EXERCISE DESCRIPTION: Drop all images and give the records again exactly.

SOURCE MATERIAL:
▼

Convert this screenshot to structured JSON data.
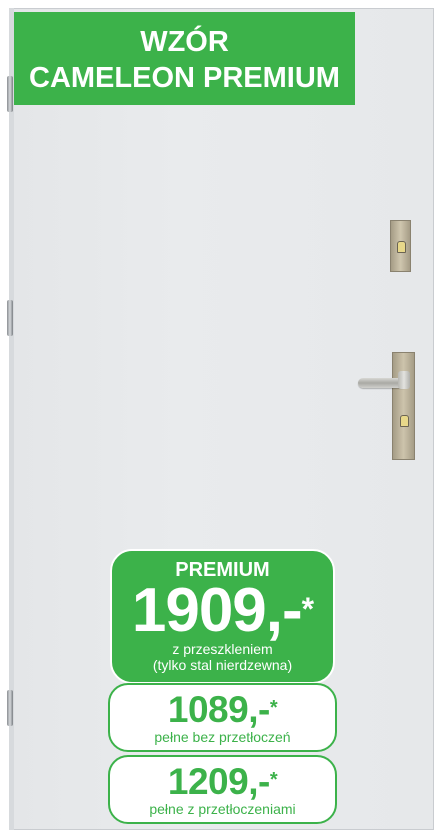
{
  "title": {
    "line1": "WZÓR",
    "line2": "CAMELEON PREMIUM"
  },
  "colors": {
    "accent": "#3cb24a",
    "door": "#e7e9eb"
  },
  "prices": {
    "premium": {
      "label": "PREMIUM",
      "value": "1909,-",
      "asterisk": "*",
      "desc1": "z przeszkleniem",
      "desc2": "(tylko stal nierdzewna)"
    },
    "option1": {
      "value": "1089,-",
      "asterisk": "*",
      "desc": "pełne bez przetłoczeń"
    },
    "option2": {
      "value": "1209,-",
      "asterisk": "*",
      "desc": "pełne z przetłoczeniami"
    }
  }
}
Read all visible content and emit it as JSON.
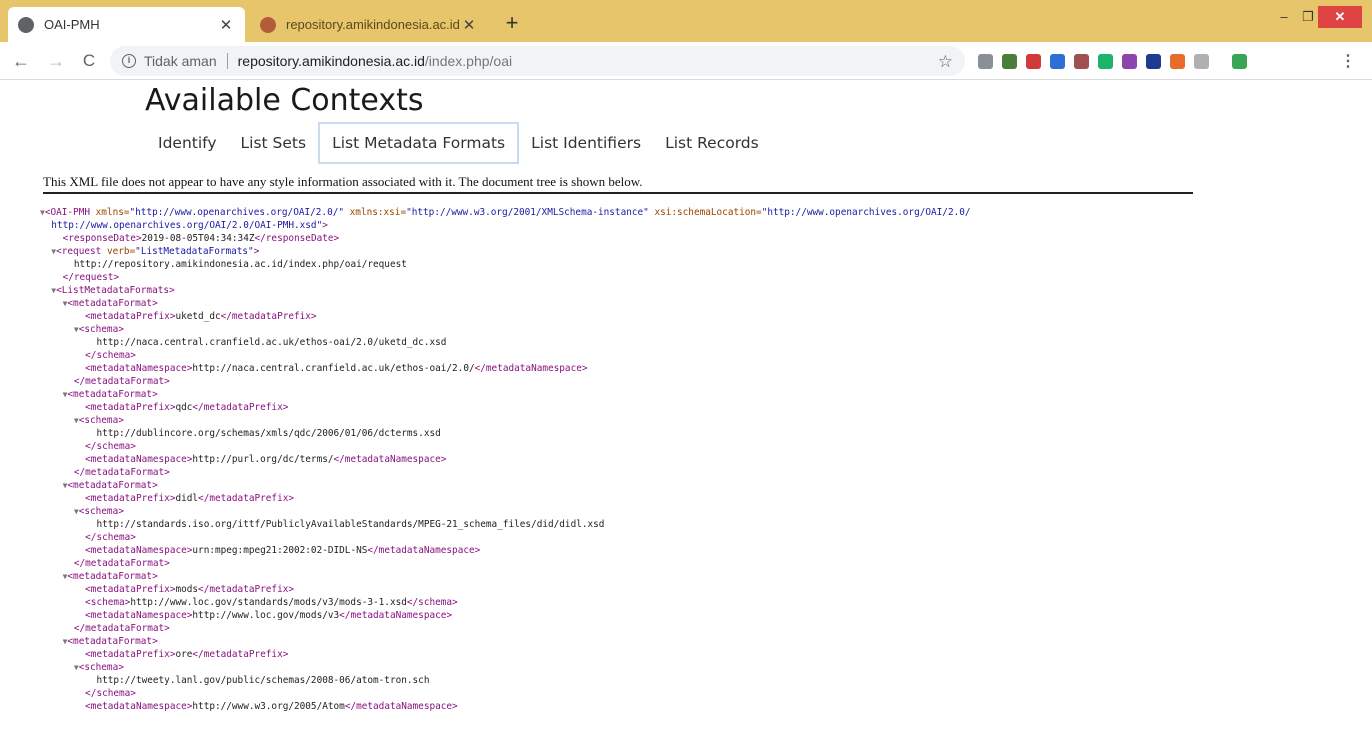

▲

ANSWER FOR THIS EXERCISE:
Convert this screenshot to structured JSON data.
{
  "title": {
    "line1": "WZÓR",
    "line2": "CAMELEON PREMIUM"
  },
  "colors": {
    "accent": "#3cb24a",
    "door": "#e7e9eb"
  },
  "prices": {
    "premium": {
      "label": "PREMIUM",
      "value": "1909,-",
      "asterisk": "*",
      "desc1": "z przeszkleniem",
      "desc2": "(tylko stal nierdzewna)"
    },
    "option1": {
      "value": "1089,-",
      "asterisk": "*",
      "desc": "pełne bez przetłoczeń"
    },
    "option2": {
      "value": "1209,-",
      "asterisk": "*",
      "desc": "pełne z przetłoczeniami"
    }
  }
}
Read all visible content and emit it as JSON.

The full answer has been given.